  4. All suitable methods can be misused. Most of SOC methods have a degree of user-dependence. This means that users can produce different readings of the same temperature in relation of how well they use the instruments. Workflow pressure, overconfidence or poor knowledge of the techniques can, and actually deliver, poor results. User dependent variability should be careful reduced with any method, from the most challenging ones (tympanic) to the easiest ones (temporal artery)

It is time to solve some pending matters.

We need to get a better reliability in the measurement of thermometry by choosing the methods that have the highest accuracy and less user dependent variability.

Good thermometry is not a given; it requires rigorous attention to the way we measure temperature. A thorough and universal training on the use of thermometers is of the essence to achieve the needed diagnostic accuracy of this fundamental vital sign .

We need better, more universally accepted guidelines and recommendations for fever diagnosis and management. Fever is indeed a natural reaction to disease that has a role in the natural fight to the disease but it can produce problems in itself and we need to have clear criteria when to treat and how.

In order to foster better guidelines, we need better, updated studies like the one on non-contact IR but that assess the SOC methods solidly. The scientific literature on clinical assessment of the different SOC thermometry options is very diverse methodologically, which makes it difficult to perform high impact metanalysis. Part of the methodologic issues is the fact that inter and intra-observer variability is not reported and taken into account in any of the available studies. As a consequence, there are different evaluations of the methods. There is a need for sound studies that assess with precision the SOC options in order to establish clear criteria for fever, understand the best way to use each one of them and their role and best indications in the different clinical settings.

Thermometry options comparison

Here is a summary of comments on the key features and benefits of the main clinical thermometry options.

The ideal clinical thermometer has to meet the following conditions:

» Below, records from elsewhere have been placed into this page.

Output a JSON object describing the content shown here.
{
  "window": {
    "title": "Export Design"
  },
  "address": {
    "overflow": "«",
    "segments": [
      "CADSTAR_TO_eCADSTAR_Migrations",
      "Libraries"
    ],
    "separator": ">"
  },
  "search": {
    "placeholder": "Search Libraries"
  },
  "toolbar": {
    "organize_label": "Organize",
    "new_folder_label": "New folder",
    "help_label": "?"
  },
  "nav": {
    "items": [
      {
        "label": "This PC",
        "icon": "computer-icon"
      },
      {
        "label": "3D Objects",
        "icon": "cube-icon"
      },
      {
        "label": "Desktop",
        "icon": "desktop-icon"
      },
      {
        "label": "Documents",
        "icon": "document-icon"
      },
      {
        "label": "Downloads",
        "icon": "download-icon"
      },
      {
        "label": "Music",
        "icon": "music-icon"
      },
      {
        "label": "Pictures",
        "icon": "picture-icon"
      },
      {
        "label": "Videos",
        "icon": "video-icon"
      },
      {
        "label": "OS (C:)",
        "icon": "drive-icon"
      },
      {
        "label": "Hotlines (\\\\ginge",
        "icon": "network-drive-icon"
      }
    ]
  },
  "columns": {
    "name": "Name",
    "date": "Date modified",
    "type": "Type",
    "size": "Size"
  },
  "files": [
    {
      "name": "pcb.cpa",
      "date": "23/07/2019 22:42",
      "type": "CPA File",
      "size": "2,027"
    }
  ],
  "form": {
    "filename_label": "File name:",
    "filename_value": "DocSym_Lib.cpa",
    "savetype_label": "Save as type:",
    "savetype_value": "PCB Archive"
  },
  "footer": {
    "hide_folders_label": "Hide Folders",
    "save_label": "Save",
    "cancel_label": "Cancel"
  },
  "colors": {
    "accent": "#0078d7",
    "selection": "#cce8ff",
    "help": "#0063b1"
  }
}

  • Safe. This includes the risk of damaging through the use of the instrument and the hygienic considerations.
  • Easy to use. This is related with the good reproducibility of the results with a low variability
  • Comfortable for the patient. Patients’ comfort is frequently disturbed by clinical maneuvers, adding to the natural discomfort of their conditions. This is especially important in pediatric patients.
  • Non-invasive. Many “non-invasive” SOC methods have in fact some degree of invasiveness, ranging from the tympanic thermometers, to the non-contact IR guns. Deep thermometry methods that access through natural orifices are considered invasive (rectal, bladder, esophageal).
  • Fast. Workflow optimization of nursing staff is of the essence given the relative scarceness of the RN personnel and the increasingly high demand for care, let alone the pandemic crisis.
  • Precise. Clinical decision making has to be as early as possible in the course of disease and adequate. Vital signs quality is key for a fast and accurate decision making.
  • Cost-effective. Cost of use and cost of ownership are frequently a “hidden” part of the iceberg cost. Very small expenditure with a very high frequency will represent a surprisingly high annual cost (disposables) on one side. The repair and replacement cost due instrument fragility, fatigue or low quality is the second component of the ownership cost.